Built and flew on of the
this Chicago engineer was the
'elder statesman' of aeronautical experiments in 1900. His glider experiments
at Miller Beach in 1896 produced the most influential and significant
glider of the pre-Wright era.
Not until 1906 did anyone else fly in an airplane. In that year short
hops were made by a Romanian, Trajan Vuia (1872-1950), living in Paris,
and by Jacob Christian Ellehammer (1871-1946), in Denmark. The first
officially witnessed flight in Europe was made in France, by Alberto
Santos-Dumont, of Brazil. His longest flight, on Nov. 12, 1906, covered
a distance of about 220 m (722 ft) in 22.5 sec.
the two brothers developed
the first effective powered airplane.
By 1906 the sport of gliding
was progressing rapidly. An American glider meet was sponsored by the
Aero Club of America on Long Island, NY. By 1911 Orville Wright had
set a world duration record of flying his motorless craft for 9:45 minutes.
By 1920 the sport of soaring
was coming into its own. Glider design was spurred on by developments
in Germany were the World War I treaty of Versailles banned flying power
aircraft. New forms of lift were discovered that made it possible to
gain altitude and travel distances using these previously unknown atmospheric
resources. In 1921 Dr. Wolfgang Klemperer broke the Wright Brothers
1911 soaring duration record with a flight of 13 minutes using ridge
lift. In 1928 Austrian Robert Kronfeld proved that thermal lift could
be used by a sailplane to gain altitude by making a short out and return
flight. In 1937 the first World Championships were held at the Wasserkuppe
First world soaring duration
record: 9:45 min by Orville Wright, Kitty Hawk NC. Accomplished using
ridge lift created by the sand dunes near Kitty Hawk, North Carolina,
Soaring becomes organized
sport at Wasserkuppe, Germany as the World War I Versailles treaty outlaws
flying power aircraft in Germany.
Phase 1 Discovery:
Sources of life and soaring flight discovered.
Dr. Wolfgang Klemperer breaks
the Wright Brothers 1911 soaring record with a 13 minute flight in Germany.
Both flights used ridge lift.
Austrian Robert Kronfeld
proved that thermal lift could be used by a sailplane to gain altitude
by making a short out and return flight.
Development: Aero towing
becomes popular, sailplanes develop better performance, the three forms
of lift are becoming well known, and soaring distances reach over 300
Wave lift was discovered
by Wolf Hirth and one of his students in 1933 in Germany.
World Duration Record in
a single place sailplane, THE NIGHTHAWK, in the USA 22 HOURS,
flown by Lt WILLIAM Cocke near Honolulu, Hawaii in December, 1931.
Heini Dittmar wins the first

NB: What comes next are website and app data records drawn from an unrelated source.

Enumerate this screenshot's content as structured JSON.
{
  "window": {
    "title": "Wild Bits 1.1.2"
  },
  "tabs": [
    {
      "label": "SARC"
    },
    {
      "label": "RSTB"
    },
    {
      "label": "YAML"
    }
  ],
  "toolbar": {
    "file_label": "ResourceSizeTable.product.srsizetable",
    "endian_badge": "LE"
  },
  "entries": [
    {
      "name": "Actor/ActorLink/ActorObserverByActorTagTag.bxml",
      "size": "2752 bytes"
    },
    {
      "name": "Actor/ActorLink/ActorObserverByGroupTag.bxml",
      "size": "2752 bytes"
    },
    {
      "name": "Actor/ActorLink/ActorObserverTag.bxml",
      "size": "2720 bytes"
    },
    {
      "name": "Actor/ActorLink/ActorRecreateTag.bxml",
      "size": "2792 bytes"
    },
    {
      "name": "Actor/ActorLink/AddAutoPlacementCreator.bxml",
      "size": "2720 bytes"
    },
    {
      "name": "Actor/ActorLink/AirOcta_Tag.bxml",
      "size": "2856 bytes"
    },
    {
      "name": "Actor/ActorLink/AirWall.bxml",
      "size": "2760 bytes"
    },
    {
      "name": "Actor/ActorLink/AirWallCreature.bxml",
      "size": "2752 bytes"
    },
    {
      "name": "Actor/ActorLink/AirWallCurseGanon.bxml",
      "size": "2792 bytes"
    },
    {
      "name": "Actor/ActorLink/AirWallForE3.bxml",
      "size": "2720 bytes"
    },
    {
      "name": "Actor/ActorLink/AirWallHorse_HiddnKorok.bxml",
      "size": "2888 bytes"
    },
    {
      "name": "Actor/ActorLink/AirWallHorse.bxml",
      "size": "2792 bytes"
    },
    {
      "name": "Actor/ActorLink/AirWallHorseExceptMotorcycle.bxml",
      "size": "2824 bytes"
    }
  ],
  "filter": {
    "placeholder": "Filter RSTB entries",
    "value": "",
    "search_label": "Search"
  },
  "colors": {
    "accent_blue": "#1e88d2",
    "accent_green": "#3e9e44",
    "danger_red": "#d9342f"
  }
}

recognized World Soaring Championships flying the Sao Paulo at the Wasserkuppe
in Germany. Wave flights to high altitudes are accomplished.
US Distance Record flown
in the USA was 263 miles, flown by Woody Brown in Jun 1939 with a flight
from Wichita Falls, TX to Wichita KS. The World Distance Record was
465 miles flown by Ms. Klepikova
in July 1939 in the USSR. US Altitude Record in a single place sailplane
reached 17,265 ft by Bob Stanley in July 1939.
The prototype of the first
composite sailplane PHOENIX had its first flight in 1957 in Germany.
Other History of aviation
A great pottered history of flight.